ASSIGNMENT. Read the data line by line and say how many lines contain the string "title", giving the number alone.

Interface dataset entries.
Segment Open
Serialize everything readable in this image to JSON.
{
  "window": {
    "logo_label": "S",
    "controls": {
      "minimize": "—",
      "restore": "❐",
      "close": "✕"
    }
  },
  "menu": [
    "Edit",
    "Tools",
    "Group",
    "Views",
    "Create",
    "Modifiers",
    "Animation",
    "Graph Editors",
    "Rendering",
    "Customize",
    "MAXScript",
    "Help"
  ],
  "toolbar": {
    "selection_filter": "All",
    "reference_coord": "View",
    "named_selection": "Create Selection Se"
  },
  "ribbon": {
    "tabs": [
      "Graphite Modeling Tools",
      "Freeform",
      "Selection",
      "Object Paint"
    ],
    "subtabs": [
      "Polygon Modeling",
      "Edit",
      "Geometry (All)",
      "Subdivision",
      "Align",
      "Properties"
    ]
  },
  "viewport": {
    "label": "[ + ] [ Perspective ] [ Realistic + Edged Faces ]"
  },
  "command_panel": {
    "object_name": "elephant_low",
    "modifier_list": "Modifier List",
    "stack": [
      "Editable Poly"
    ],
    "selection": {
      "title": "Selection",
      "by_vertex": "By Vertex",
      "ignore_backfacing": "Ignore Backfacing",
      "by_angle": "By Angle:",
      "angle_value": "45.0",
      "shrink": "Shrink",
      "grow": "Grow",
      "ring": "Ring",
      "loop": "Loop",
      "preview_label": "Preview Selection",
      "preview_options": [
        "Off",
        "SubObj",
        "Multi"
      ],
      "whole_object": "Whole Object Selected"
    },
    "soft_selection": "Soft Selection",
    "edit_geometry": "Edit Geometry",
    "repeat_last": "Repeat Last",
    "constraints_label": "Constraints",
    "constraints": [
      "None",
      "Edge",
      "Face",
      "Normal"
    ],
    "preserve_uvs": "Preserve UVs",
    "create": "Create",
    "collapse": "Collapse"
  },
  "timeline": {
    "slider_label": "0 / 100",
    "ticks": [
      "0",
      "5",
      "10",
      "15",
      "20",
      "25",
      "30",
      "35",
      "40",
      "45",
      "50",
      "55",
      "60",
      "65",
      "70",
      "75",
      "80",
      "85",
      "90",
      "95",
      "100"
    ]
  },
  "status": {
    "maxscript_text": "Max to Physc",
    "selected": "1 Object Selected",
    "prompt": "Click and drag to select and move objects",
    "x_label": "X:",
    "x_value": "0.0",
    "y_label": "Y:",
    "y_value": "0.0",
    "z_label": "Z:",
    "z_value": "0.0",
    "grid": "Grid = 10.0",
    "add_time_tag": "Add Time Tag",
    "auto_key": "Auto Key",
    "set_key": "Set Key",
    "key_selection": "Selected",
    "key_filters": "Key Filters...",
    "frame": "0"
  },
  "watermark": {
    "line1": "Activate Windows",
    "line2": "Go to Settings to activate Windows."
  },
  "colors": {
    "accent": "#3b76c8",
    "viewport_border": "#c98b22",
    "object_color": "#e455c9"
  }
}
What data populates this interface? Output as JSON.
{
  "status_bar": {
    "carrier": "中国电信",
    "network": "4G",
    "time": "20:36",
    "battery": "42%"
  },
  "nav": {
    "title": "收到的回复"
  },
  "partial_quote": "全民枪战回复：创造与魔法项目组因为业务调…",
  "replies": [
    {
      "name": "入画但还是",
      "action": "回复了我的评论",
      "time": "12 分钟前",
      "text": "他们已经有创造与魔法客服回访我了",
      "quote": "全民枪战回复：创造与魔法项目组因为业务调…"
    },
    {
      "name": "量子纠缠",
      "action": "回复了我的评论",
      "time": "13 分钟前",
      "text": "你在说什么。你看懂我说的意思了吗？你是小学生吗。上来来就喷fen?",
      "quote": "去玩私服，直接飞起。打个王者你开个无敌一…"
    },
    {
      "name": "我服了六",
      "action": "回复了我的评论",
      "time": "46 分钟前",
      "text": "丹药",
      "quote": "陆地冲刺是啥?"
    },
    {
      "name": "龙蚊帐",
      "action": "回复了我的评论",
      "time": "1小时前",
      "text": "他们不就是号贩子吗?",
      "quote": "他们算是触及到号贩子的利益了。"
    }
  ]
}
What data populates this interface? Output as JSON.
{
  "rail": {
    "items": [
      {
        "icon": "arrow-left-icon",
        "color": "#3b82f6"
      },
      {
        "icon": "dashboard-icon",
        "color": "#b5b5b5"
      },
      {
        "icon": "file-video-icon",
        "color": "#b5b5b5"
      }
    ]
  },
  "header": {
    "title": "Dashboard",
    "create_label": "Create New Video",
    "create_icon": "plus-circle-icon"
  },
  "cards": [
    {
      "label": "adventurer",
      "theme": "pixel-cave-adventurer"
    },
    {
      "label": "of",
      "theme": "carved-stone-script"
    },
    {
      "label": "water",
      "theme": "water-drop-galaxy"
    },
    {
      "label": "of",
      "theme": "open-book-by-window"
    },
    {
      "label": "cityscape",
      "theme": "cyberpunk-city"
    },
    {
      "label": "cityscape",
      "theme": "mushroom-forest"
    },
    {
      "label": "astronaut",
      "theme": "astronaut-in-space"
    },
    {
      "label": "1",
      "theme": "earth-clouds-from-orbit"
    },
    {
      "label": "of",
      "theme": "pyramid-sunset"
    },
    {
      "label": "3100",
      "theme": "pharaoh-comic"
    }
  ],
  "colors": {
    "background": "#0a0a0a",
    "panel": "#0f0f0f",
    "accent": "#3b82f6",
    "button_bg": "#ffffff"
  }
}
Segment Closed
SOLVED PROBLEM. 3